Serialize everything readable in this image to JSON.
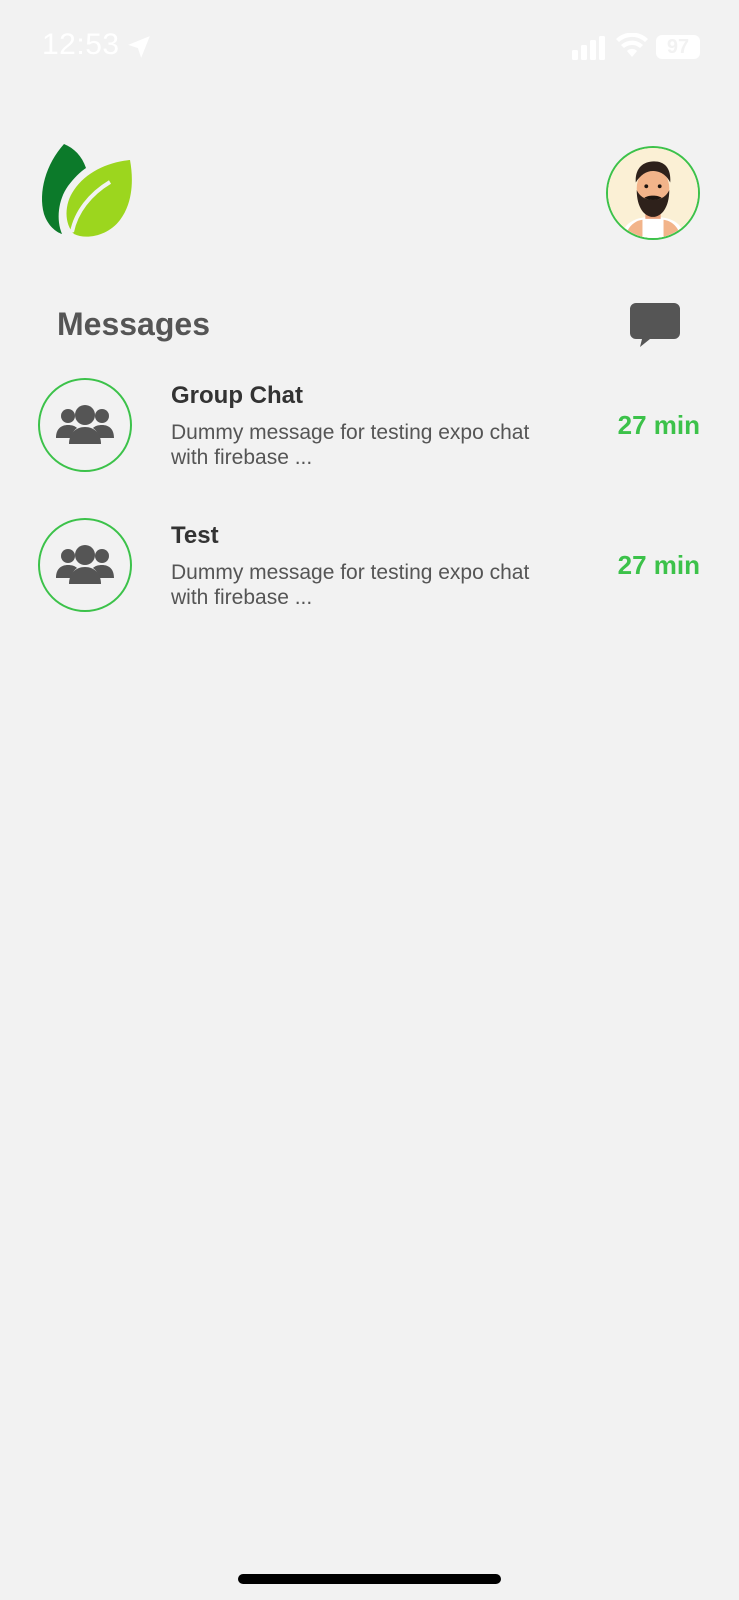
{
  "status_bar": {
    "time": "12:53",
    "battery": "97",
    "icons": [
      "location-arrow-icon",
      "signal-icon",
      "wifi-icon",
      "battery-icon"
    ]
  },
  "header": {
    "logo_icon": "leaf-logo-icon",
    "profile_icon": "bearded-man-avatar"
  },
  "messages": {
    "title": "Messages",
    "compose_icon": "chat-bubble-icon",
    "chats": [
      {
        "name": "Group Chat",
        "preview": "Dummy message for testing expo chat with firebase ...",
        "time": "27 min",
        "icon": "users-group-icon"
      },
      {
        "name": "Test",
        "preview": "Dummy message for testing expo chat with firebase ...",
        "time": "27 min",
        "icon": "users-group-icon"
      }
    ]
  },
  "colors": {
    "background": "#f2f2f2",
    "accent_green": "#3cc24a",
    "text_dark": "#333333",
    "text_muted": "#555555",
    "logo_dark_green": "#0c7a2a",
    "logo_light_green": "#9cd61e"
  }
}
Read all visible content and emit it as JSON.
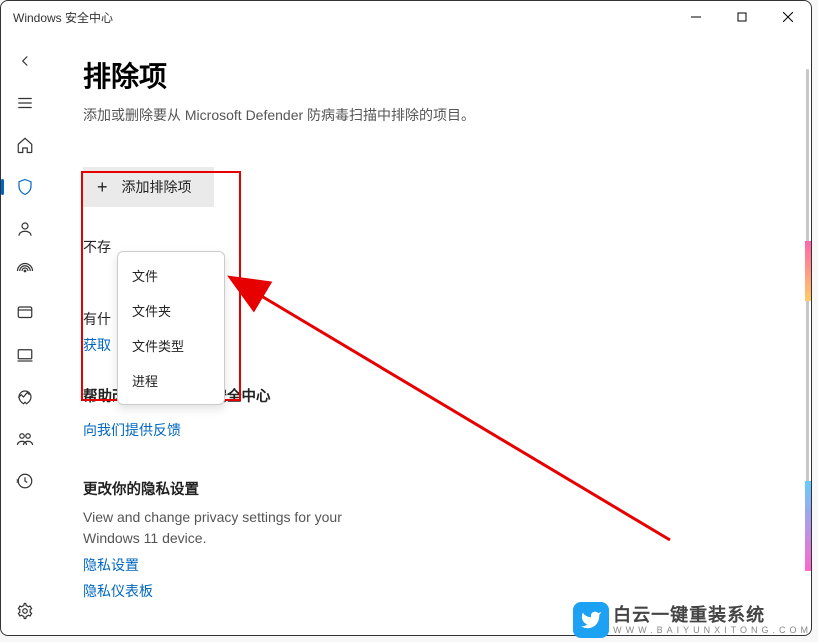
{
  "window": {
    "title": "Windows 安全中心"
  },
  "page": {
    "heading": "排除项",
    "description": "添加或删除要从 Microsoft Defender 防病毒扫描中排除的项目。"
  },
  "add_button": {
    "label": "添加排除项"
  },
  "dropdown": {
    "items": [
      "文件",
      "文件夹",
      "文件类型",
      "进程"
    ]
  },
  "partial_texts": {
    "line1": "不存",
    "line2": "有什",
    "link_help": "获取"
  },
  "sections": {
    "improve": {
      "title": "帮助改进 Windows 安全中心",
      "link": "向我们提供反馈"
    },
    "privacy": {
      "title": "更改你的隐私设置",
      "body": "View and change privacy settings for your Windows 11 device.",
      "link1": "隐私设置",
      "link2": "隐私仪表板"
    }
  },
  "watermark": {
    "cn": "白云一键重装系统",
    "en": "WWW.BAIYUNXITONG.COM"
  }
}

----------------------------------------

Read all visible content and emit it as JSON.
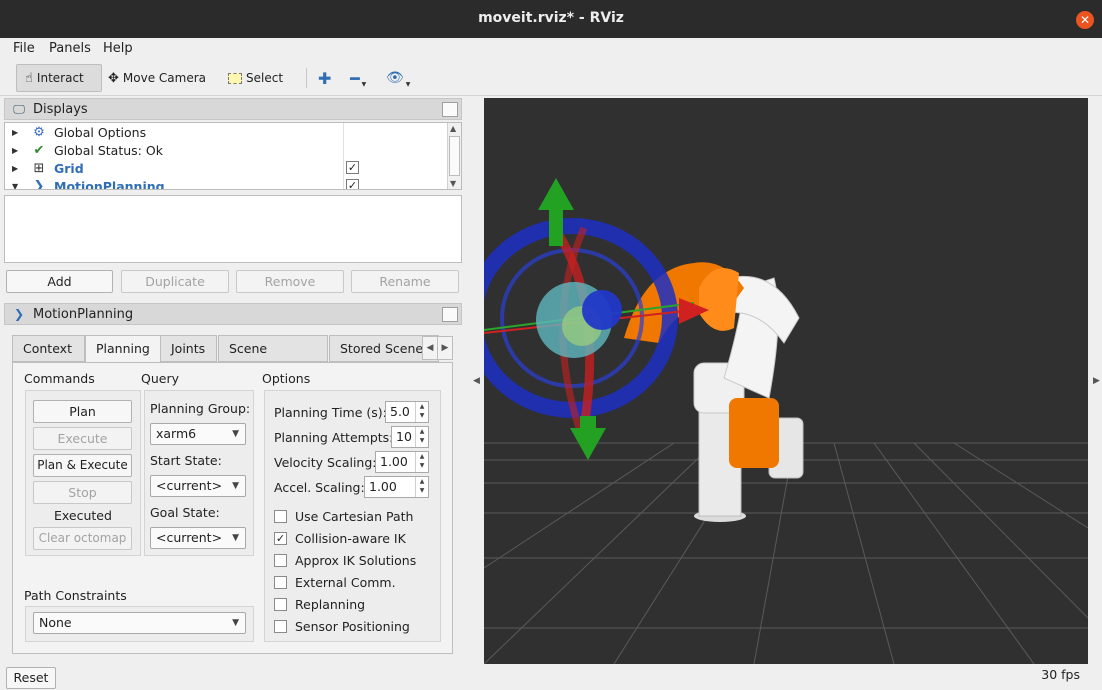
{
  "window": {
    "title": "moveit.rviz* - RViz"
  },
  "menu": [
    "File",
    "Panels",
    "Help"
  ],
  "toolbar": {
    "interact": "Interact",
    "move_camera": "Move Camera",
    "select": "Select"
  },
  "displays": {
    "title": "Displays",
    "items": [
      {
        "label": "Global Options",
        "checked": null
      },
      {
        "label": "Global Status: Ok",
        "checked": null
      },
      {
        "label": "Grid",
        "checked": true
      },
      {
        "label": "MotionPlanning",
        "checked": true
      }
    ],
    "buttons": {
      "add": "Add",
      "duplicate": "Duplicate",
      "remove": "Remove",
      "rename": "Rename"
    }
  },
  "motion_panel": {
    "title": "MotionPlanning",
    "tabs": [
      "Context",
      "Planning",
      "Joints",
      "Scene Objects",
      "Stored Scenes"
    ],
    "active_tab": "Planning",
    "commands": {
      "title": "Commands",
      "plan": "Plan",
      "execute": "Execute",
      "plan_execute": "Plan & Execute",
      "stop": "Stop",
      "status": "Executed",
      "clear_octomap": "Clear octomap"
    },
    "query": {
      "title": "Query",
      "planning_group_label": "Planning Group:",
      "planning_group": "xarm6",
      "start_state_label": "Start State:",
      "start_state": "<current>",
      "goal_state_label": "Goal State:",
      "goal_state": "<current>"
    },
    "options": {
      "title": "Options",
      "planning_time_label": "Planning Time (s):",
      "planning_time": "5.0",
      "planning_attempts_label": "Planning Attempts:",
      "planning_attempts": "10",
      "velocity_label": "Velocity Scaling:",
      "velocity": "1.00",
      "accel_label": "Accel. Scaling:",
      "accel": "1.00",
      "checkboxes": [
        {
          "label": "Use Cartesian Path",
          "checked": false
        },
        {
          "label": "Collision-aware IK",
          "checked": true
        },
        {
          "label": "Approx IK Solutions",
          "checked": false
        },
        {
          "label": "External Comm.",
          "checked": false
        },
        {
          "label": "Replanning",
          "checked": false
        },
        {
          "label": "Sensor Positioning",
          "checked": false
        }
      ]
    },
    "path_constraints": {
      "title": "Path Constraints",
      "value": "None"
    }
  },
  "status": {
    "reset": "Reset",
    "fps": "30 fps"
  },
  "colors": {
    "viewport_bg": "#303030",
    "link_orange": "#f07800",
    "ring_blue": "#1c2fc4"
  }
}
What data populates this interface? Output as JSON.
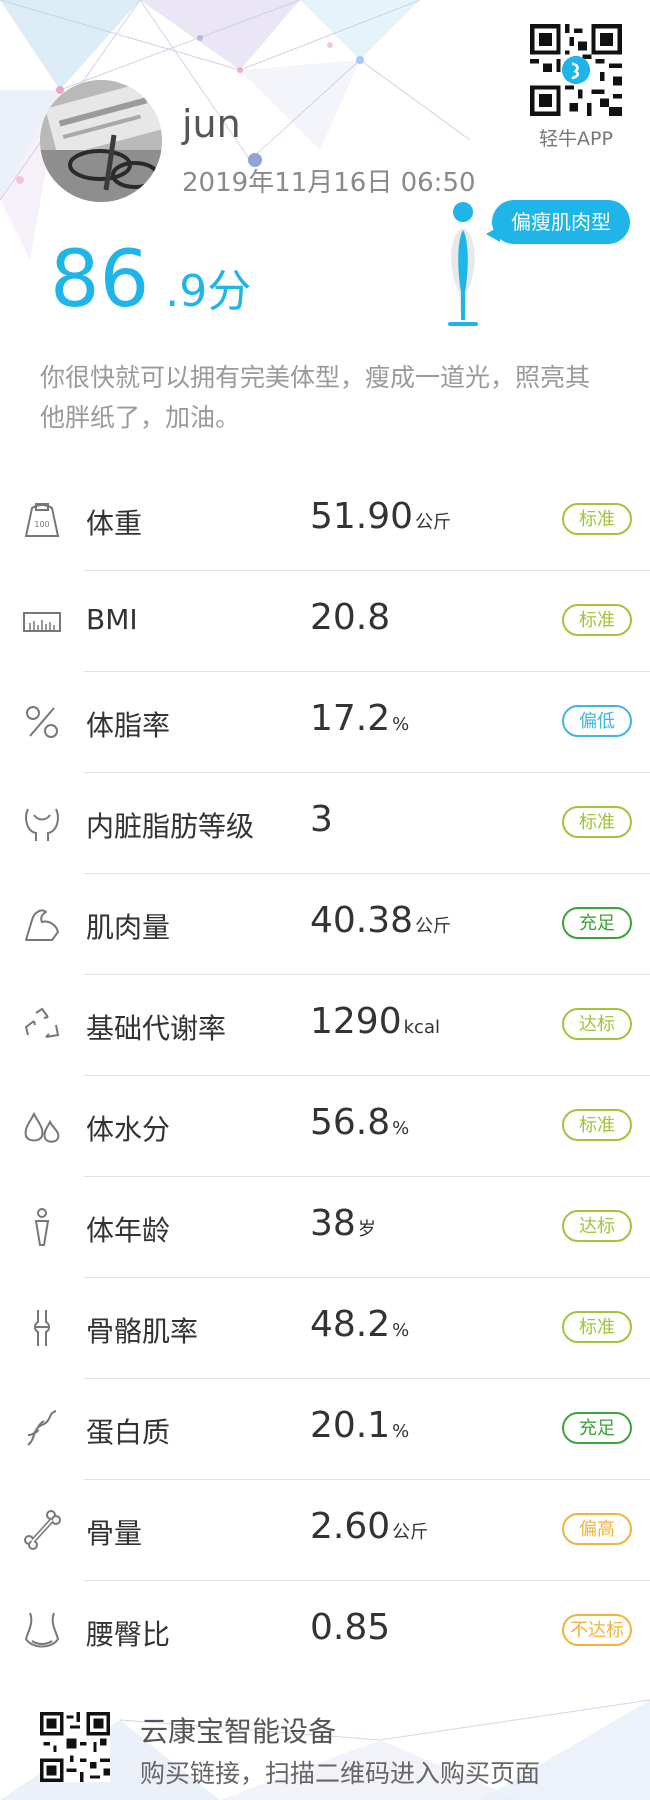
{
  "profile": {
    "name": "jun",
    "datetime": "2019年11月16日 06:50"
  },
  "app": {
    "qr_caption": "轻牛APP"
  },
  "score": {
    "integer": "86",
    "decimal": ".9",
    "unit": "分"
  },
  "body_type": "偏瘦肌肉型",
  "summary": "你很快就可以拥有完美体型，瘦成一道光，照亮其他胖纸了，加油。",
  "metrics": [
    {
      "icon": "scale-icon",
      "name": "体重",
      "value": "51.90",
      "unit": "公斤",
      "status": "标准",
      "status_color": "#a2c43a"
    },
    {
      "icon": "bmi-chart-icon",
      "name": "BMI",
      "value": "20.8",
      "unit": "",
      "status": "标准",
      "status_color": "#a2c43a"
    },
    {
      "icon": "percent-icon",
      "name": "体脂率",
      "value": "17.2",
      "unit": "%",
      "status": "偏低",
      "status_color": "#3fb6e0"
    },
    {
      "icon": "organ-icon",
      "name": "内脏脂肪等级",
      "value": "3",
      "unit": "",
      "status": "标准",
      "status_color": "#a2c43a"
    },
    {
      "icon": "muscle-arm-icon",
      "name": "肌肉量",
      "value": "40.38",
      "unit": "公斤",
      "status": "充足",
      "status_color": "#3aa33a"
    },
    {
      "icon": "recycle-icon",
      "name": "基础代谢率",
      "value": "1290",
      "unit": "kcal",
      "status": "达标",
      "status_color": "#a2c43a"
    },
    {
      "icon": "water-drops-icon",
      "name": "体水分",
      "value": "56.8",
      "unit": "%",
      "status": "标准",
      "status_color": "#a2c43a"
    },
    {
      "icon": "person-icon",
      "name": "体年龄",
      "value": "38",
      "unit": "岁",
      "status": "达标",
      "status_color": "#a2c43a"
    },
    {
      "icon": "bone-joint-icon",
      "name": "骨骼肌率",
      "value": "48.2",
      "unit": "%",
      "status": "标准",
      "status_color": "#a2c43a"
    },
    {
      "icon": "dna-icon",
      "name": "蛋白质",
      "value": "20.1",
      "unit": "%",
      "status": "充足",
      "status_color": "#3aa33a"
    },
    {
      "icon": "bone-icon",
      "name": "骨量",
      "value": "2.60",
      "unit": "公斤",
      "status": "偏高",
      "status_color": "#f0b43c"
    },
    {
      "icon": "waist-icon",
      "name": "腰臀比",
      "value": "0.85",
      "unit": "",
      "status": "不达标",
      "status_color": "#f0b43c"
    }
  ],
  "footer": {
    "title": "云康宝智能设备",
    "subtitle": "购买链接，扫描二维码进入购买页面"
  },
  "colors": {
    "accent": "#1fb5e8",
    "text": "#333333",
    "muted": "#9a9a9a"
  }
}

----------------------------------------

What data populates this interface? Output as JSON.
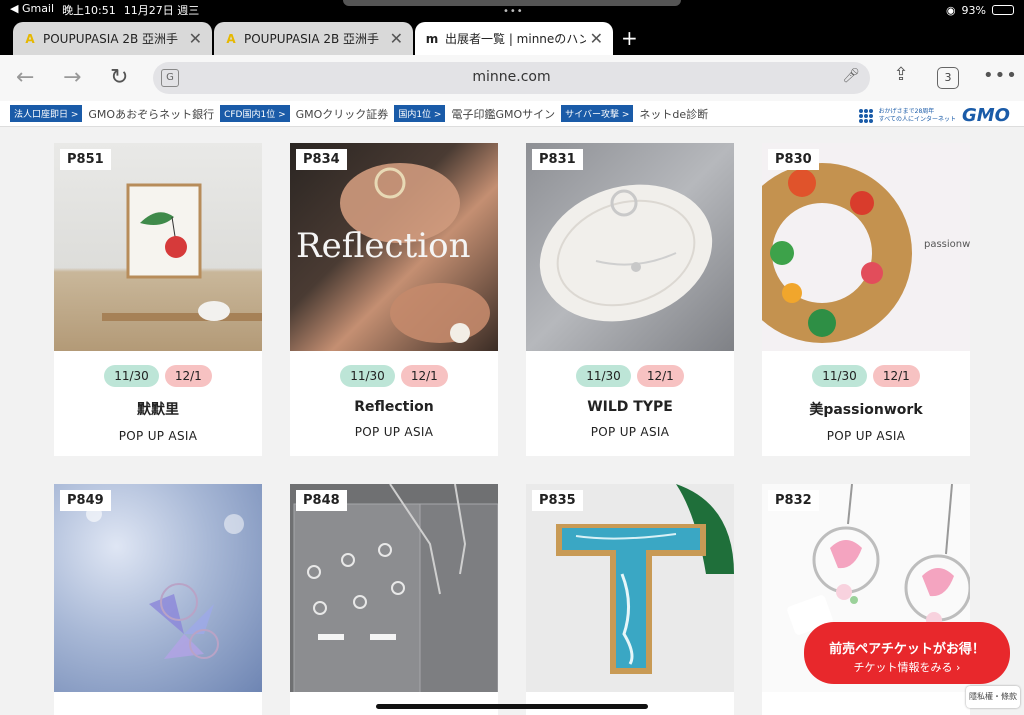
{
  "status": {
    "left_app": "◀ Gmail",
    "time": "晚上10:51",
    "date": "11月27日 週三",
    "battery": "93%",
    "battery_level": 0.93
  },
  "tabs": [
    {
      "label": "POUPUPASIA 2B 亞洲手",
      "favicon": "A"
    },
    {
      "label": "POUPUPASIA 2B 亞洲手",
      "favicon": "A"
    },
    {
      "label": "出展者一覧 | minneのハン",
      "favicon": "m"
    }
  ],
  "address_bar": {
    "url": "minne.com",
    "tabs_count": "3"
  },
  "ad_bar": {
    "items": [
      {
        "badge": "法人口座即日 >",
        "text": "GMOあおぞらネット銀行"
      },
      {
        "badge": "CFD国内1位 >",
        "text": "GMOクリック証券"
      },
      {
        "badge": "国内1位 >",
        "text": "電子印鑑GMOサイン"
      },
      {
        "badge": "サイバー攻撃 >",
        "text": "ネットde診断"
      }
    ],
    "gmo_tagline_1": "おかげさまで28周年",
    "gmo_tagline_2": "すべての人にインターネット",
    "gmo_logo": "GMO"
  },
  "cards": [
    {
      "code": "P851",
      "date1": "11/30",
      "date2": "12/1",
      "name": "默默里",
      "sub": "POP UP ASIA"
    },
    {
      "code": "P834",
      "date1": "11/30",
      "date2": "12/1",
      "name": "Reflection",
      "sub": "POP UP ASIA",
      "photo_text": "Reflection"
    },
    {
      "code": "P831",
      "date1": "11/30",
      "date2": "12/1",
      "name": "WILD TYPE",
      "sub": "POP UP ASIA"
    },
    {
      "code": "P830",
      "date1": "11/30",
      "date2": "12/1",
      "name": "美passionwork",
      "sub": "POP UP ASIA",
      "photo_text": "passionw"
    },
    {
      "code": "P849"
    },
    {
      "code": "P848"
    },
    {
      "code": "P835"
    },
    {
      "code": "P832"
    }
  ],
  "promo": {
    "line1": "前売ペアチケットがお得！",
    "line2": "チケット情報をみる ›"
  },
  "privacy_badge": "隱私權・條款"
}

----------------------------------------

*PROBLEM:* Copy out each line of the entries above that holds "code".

*ANSWER BELOW:*
      "code": "P851",
      "code": "P834",
      "code": "P831",
      "code": "P830",
      "code": "P849"
      "code": "P848"
      "code": "P835"
      "code": "P832"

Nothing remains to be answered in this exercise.